A sportsbook is a place where bettors can make wagers on different teams and events. The most common bet is on whether a team will win a particular game, but there are also bets on individual players or specific events. These bets are called props or proposition bets, and they can be very lucrative if done correctly. However, it is important to remember that not all bettors are equally skilled at making these types of bets.
Aside from the actual betting, a sportsbook must adhere to a variety of regulations. These rules are in place to keep the shadier elements out of gambling and ensure responsible gambling. They also help to promote the health and safety of players. Moreover, these rules help to keep the sportsbook profitable year-round.
When opening a sportsbook, it is crucial to have sufficient capital to start up and operate the business. This amount will be influenced by licensing costs, monetary guarantees required by the government, and expected bet volume. A good strategy is to start small and grow gradually.
It is also necessary to choose a quality software provider, as this will help you create an engaging user experience. This will encourage users to come back and increase your revenue. You should also offer a wide range of payment methods to give your customers more options. Additionally, you should use a PPH provider that is well established in the industry and has strong customer support.
If you want to run a successful sportsbook, you must understand the betting habits of your audience. For instance, if you’re targeting amateur bettors, then you should focus on providing them with expert advice and tips. This will help to boost their confidence and improve their odds of winning.
Another way to attract and retain users is to offer them a seamless mobile experience. If your sportsbook is constantly crashing or the odds are always off, then users will quickly get frustrated and leave. Moreover, it is crucial to use a reliable platform that supports all the popular devices and operating systems.
Sportsbooks make money by taking bets on games and adjusting the odds based on the action. This is known as handicapping. For example, if a team is considered to be a longshot, the sportsbook will raise the odds of winning by lowering the point spread. This is a way to even the playing field and attract more bets.
It is also possible for sportsbooks to offer a variety of betting options, including future bets and props. These are bets on specific aspects of the game, such as who will score a certain touchdown or the total points of the game. These bets are popular among recreational bettors and can be extremely profitable if done correctly.
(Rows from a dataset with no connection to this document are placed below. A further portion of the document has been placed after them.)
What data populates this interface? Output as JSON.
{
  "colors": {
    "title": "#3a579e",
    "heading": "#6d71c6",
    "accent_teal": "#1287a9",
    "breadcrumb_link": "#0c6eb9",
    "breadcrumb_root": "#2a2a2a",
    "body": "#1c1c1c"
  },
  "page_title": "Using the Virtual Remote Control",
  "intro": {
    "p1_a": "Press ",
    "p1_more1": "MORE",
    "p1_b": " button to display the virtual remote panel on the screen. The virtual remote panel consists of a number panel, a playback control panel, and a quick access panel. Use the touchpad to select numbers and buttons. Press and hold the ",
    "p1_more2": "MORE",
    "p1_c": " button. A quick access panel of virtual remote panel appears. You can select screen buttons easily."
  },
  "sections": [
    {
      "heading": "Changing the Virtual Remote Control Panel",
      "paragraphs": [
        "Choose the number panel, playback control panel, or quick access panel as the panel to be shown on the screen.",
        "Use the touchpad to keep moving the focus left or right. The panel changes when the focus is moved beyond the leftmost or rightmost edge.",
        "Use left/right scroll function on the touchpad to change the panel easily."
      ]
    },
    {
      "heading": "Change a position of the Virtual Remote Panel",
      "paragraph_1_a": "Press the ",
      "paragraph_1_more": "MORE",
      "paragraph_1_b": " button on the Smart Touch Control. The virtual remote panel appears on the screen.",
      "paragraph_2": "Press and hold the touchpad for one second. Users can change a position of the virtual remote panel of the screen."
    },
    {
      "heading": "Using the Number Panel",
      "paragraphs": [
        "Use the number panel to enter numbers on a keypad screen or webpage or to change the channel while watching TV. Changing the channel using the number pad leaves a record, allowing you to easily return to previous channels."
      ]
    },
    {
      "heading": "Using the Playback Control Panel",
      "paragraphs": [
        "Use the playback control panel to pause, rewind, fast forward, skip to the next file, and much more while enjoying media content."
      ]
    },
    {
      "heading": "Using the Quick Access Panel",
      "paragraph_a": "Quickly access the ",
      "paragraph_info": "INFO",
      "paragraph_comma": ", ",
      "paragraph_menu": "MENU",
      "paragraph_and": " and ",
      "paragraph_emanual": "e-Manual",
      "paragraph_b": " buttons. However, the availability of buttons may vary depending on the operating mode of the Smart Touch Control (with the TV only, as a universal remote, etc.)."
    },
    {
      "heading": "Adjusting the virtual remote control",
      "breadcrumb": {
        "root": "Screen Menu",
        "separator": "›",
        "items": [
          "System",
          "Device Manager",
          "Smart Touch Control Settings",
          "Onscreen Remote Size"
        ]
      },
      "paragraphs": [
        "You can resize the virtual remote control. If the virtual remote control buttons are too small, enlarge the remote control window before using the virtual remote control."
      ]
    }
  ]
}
To ensure profitability, the sportsbook may offer a layoff account to balance bets and reduce financial risk. This feature is often available with sportsbook management software.